━━ Source information
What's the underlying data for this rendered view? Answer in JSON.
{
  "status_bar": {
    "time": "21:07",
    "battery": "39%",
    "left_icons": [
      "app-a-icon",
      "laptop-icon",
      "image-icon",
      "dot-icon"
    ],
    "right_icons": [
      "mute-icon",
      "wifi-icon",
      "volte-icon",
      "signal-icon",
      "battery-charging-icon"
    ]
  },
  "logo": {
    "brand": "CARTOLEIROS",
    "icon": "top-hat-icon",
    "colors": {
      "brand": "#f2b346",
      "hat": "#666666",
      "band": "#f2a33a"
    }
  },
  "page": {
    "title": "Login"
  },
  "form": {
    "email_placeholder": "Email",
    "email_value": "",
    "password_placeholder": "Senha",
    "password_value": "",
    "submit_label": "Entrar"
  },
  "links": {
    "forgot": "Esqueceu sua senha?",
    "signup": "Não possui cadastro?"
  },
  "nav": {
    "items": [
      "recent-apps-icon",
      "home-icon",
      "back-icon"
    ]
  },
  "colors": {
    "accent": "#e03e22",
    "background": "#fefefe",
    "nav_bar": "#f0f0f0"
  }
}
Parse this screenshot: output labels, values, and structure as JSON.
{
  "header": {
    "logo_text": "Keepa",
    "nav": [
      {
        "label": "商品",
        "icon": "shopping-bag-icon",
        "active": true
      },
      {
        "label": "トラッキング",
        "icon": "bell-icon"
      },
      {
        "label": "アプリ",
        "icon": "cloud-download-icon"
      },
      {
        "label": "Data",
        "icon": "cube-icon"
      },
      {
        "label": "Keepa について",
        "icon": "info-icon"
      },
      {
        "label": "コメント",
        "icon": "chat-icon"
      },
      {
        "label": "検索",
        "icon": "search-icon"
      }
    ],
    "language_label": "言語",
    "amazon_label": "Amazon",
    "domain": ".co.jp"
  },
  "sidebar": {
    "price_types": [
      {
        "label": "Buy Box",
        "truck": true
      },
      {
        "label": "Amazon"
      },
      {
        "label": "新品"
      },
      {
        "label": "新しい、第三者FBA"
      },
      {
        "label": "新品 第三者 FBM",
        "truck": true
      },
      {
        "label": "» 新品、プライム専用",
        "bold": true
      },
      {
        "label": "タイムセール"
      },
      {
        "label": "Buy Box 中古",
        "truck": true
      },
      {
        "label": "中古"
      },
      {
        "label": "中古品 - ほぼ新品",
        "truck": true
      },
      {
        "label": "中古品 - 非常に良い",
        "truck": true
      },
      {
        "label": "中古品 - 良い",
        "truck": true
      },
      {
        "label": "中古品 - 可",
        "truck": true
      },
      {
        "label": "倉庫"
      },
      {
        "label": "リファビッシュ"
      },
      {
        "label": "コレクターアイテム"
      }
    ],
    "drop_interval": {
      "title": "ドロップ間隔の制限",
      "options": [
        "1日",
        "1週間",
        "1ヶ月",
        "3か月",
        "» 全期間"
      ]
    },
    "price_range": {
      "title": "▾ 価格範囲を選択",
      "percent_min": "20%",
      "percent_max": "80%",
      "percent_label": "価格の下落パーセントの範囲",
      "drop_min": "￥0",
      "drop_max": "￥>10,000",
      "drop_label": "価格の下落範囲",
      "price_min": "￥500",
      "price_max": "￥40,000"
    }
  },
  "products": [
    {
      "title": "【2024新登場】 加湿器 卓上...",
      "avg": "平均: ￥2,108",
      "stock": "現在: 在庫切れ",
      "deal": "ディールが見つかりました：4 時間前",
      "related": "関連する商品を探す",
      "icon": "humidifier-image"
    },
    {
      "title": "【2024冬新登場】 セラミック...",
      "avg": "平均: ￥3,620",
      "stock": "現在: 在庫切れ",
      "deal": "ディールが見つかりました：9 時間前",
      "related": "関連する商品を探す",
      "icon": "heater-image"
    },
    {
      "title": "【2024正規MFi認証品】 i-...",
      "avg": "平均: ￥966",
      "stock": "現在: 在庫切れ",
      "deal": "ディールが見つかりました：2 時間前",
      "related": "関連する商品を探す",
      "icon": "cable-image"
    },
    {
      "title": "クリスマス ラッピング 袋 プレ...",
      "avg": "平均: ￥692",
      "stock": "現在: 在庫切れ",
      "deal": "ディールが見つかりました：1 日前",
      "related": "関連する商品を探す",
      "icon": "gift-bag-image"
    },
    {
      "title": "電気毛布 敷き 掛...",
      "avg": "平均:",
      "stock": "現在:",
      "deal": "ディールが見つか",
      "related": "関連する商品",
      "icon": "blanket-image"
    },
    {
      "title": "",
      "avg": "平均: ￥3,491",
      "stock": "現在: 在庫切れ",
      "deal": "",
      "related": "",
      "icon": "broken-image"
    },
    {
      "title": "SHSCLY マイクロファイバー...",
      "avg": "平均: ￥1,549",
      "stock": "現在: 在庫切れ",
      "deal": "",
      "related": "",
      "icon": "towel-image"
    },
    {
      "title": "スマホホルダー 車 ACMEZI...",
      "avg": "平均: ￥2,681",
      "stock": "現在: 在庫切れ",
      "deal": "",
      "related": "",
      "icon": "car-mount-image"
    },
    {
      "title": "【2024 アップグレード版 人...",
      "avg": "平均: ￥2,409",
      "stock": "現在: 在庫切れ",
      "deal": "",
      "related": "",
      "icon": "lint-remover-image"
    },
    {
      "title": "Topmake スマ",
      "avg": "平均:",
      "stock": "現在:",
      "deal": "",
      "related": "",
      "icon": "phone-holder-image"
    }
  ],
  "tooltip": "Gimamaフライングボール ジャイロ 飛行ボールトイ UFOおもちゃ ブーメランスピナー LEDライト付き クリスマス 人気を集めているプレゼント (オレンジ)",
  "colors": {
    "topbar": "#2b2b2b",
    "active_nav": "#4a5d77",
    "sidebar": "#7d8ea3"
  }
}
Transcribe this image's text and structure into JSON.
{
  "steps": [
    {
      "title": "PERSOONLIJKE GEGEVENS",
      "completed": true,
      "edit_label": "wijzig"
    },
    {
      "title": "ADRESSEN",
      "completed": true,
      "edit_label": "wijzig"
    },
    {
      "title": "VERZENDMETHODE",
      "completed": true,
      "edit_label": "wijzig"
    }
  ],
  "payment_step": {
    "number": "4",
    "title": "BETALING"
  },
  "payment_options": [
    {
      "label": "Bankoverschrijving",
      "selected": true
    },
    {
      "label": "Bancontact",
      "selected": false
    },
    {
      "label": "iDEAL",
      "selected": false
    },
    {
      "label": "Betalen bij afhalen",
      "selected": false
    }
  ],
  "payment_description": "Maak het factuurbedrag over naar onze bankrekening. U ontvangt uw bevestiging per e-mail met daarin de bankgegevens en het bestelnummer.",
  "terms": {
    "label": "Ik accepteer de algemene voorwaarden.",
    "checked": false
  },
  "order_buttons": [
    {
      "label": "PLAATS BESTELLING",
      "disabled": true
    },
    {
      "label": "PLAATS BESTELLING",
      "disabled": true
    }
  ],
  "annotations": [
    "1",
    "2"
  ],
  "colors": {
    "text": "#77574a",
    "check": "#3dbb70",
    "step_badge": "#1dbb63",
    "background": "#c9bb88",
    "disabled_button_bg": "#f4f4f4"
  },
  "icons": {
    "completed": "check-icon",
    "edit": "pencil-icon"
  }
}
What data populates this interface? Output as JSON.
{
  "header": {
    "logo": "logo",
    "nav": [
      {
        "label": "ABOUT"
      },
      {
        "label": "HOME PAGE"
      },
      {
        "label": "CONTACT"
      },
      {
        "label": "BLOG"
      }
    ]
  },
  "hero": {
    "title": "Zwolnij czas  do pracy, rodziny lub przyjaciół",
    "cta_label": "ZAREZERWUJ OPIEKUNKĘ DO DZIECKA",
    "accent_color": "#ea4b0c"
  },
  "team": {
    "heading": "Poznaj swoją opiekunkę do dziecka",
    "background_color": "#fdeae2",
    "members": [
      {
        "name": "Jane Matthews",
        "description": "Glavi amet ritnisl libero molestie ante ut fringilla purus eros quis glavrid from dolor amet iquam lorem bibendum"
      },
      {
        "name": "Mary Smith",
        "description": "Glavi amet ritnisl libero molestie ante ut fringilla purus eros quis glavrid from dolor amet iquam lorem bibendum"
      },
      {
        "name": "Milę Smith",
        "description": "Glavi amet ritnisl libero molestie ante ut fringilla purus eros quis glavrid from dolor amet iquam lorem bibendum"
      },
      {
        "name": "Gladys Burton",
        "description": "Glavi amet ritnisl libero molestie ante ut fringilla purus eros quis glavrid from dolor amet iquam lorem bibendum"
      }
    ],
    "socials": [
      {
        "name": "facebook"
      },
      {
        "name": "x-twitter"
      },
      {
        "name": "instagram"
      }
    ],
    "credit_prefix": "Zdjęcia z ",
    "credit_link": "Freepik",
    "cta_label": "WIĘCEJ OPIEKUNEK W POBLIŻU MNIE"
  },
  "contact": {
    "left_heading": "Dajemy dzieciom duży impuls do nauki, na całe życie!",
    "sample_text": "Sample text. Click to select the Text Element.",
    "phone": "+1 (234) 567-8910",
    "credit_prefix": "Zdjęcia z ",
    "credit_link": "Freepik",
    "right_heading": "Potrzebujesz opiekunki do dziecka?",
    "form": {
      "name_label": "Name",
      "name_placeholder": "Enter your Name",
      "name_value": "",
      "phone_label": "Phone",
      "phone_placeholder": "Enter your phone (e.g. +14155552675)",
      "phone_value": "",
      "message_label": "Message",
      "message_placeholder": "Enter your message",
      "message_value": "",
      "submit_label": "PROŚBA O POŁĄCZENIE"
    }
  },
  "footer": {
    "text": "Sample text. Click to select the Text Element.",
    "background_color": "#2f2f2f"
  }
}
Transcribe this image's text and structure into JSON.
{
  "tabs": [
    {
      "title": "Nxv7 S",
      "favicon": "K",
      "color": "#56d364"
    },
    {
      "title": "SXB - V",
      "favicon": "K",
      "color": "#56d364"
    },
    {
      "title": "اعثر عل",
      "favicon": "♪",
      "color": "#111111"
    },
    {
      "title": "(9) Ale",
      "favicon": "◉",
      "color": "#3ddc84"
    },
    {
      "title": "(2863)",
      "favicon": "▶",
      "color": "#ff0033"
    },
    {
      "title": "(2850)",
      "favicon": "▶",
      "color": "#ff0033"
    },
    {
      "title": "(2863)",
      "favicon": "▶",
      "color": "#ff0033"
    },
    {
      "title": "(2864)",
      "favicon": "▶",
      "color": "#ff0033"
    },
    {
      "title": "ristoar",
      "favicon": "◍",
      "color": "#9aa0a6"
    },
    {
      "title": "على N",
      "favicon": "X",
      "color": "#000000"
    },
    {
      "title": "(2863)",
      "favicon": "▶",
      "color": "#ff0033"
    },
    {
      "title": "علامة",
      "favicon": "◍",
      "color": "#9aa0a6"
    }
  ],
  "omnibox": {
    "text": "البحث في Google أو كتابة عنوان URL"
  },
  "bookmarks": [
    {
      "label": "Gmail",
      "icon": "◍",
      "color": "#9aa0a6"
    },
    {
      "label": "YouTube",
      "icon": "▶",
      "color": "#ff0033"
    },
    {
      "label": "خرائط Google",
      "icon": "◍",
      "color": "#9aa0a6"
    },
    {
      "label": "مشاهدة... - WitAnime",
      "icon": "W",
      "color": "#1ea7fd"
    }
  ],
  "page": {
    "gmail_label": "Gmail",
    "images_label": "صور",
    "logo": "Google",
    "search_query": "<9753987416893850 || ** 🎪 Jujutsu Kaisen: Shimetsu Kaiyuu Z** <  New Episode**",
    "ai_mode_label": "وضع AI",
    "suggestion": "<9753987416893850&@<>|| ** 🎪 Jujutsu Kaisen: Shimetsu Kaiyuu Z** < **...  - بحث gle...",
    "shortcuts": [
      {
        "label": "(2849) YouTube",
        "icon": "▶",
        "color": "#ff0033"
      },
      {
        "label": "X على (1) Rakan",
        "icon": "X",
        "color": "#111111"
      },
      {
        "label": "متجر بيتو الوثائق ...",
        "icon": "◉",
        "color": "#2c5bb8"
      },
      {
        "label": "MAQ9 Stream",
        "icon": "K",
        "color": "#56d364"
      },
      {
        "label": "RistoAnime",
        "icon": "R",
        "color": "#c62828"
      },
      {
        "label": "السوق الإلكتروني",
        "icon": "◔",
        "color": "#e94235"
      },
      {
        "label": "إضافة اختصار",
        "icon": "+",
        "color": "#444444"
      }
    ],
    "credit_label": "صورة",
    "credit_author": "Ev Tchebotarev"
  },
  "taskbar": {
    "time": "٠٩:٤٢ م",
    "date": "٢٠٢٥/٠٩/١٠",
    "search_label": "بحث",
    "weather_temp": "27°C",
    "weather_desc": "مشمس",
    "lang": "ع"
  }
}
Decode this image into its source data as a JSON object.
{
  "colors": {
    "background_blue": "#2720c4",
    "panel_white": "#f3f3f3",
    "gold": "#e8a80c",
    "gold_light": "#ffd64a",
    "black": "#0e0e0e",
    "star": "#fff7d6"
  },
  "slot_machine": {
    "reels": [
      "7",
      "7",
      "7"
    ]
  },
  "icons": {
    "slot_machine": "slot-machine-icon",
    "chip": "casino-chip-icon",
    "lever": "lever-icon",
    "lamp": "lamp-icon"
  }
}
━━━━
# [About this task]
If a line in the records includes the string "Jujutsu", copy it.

# [Answer box]
    "search_query": "<9753987416893850 || ** 🎪 Jujutsu Kaisen: Shimetsu Kaiyuu Z** <  New Episode**",
    "suggestion": "<9753987416893850&@<>|| ** 🎪 Jujutsu Kaisen: Shimetsu Kaiyuu Z** < **...  - بحث gle...",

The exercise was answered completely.